It's GAME DAY!
Every weekend, all over the world, someone’s enjoying a sporting event and is a true fan. At this point in the US, we’re nearing the end of basketball season, and baseball season just started. My personal love is European football, aka Soccer. With the Chicago Fire season kicking off and the World Cup coming in June, it’s the time of the year to gather with friends, enjoy the warm weather (when it happens) pack up the gear, and head off to the field for a game. Of course what game could not be complete without tailgating
Tailgating has been a truly American pastime and ritual that was popularized back in the 1980s and 1990s. Rather than just show up twenty minutes before a game, park, and find a seat; fans would show up two hours early and set up a small mini-barbeque off the back of a truck, car, or van. Food is cooked, alcohol is drunk, and games such as baggo are played. Tailgating today has become an industry of sorts both for food and alcohol distributors as well as makers of specialized gear for these events. Folding tables, chairs, all sorts of portable items specifically engineered not only to be easily packed away, but to allow fans to show their team spirit.
A few years ago, I learned of a method of cooking a whole chicken that became quite popular with college football game tailgating. Foodies explored the idea of roasting a whole chicken on a grill without a spit, and yet end up with a juicy and flavorful bird. The answer came in what is scientifically called indirect grilling. Tailgators simply opened up a can of beer, shoved it into the open crevice of a whole chicken, and then placed it on the grill in a seated position. The heat from the grill will boil the beer and create steam inside the chicken, cooking and basting it while the outer skin ends up crispy.
Much variation on beer can chicken has been explored. Some like to use beer, others use wine or even chicken broth. Some try water, but that doesn’t seem too flavorful in my book. The exploration took beer can chicken outside of tailgating and into the kitchen, which is how I first tried it. Instead of a grill, I used my oven, and I can’t imagine any other way to cook chicken now.
In order to pull this off yourself, you will need a special stand you can find now in many hardware stores. I know the old way was to simply balance the chicken on the can, but trust me, a stand can cost as little as a dollar and can make life so much easier.
I generally like to use my barbecue spice rub on the chicken, but this technique of indirect grilling offers loads of variety to literally make the flavor anything you desire.
Beer Can Chicken
- 1 whole chicken
- 1 can of beer, preferably at room temperature
- 1/4 cup of olive oil
- 1/2 cup of the spice rub of your choice
- Preheat the oven to 400º.
- Open the can of beer and pour half of it out (or drink half).
- Using a can opener, remove the entire top of the can, so it’s open like a glass.

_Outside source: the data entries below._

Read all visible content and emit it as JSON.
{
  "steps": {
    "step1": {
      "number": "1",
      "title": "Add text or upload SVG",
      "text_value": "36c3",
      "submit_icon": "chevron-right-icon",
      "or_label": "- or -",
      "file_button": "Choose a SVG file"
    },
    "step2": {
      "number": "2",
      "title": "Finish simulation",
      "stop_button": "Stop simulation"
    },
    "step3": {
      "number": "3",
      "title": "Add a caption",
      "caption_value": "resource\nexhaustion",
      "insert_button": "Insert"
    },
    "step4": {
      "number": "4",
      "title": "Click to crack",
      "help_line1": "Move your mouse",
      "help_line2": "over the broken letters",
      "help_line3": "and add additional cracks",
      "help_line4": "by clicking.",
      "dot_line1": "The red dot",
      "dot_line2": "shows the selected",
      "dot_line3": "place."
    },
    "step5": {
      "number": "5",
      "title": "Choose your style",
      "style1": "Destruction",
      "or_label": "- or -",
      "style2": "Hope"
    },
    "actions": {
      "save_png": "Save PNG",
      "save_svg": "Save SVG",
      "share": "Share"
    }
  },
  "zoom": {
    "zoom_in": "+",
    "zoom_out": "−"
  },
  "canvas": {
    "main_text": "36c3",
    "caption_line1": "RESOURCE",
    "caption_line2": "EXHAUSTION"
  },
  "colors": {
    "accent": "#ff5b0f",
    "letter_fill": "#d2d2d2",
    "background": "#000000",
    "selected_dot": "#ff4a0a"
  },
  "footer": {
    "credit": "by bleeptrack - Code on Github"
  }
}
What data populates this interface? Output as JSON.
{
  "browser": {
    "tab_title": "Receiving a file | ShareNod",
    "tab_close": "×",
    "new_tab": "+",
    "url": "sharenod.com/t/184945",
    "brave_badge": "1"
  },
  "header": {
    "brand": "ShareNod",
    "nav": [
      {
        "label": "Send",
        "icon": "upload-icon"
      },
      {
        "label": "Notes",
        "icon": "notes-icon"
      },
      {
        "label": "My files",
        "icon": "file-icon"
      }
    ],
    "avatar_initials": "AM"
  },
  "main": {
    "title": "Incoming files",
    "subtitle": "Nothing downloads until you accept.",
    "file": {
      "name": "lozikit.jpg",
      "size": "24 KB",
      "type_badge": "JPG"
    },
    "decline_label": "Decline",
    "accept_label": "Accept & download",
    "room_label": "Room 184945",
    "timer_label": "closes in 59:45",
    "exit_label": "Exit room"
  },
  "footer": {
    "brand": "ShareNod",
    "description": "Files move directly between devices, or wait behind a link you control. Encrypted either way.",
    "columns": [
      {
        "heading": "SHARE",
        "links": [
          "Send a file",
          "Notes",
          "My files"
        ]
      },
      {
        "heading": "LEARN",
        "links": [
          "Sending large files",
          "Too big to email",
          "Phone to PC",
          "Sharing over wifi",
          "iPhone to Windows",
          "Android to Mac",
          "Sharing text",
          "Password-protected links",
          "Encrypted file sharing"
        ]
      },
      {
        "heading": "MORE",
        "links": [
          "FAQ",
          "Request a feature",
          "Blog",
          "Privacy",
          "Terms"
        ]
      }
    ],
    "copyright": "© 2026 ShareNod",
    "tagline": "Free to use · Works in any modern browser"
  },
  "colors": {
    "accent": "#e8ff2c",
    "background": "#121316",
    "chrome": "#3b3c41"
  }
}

- Place two tbsp of the spice rub into the beer and stir a little.
- Set up the can on your indirect grilling stand.
- Using the olive oil, rub the oil all over the chicken. Use your hands to get into all the outer areas, under the wings, between the folds of the legs. Make sure the chicken is fully coated with oil.
- Rub the chicken with the remaining spice rub.
- Place the chicken on the stand in the sitting position it will end up in, can up it’s opening.
- Wait 10 minutes to let the rub work its way into the chicken a bit, then place it in the oven. It’s good to use a baking dish or cookie sheet underneath to catch any mess.
- Cook the chicken for 15-20 minutes at 400º, then lower the heat to 350º.
- Continue cooking the chicken at 350º for two hours, or until it’s done.
- Pull the chicken out of the oven and allow it to rest for 10-20 minutes before carving.
I’d advise not using ice cold beer. I know it tastes good to drink, but in this recipe we want the beer to get heated and bubbling so it creates steam inside the chicken. Opening the top of the can is to make sure plenty of steam gets into the meat.
The oil serves two purposes. First it will make the chicken moist and golden as opposed to cooked and dry. Second, it helps hold the spices onto the bird.
When applying the rub, be sure to rub firmly, as you want the spices to get into the meat and flavor it. Rubbing lightly or coating the chicken will flavor the skin, but not the meat. I usually like to get some inside the chicken as well.
Use a meat thermometer when checking to see if the chicken is done. Stab it into the breast and get it deep in there. I highly advise cooking the chicken for at least 1 1/2 hours after you turn the heat down. In my kitchen, two hours brings me a a perfect bird. It might be different for you.
I mentioned before, you can variate this to your heart’s content. I originally used my barbeque spice rub, but then later tried doing things more “Slovak” style with just Vegeta, paprika, and black pepper. I’ve even taken a whole chicken and marinated it using the recipe I have for Greek style chicken. One of these days I might try a more Mexican flavor or Asian flavor.
The liquid you use is also open to variation. Many say to use a light-colored beer, but I’ve tried this with darks, lights, stouts, ales, etc. Even a beer as thick as Guinness worked quite well. You can use wine instead of the beer, or even stock. Some tried water, but I think it defeats the purpose. When I did it Greek style, I simply poured some of the marinade into the can. Worked wonderfully.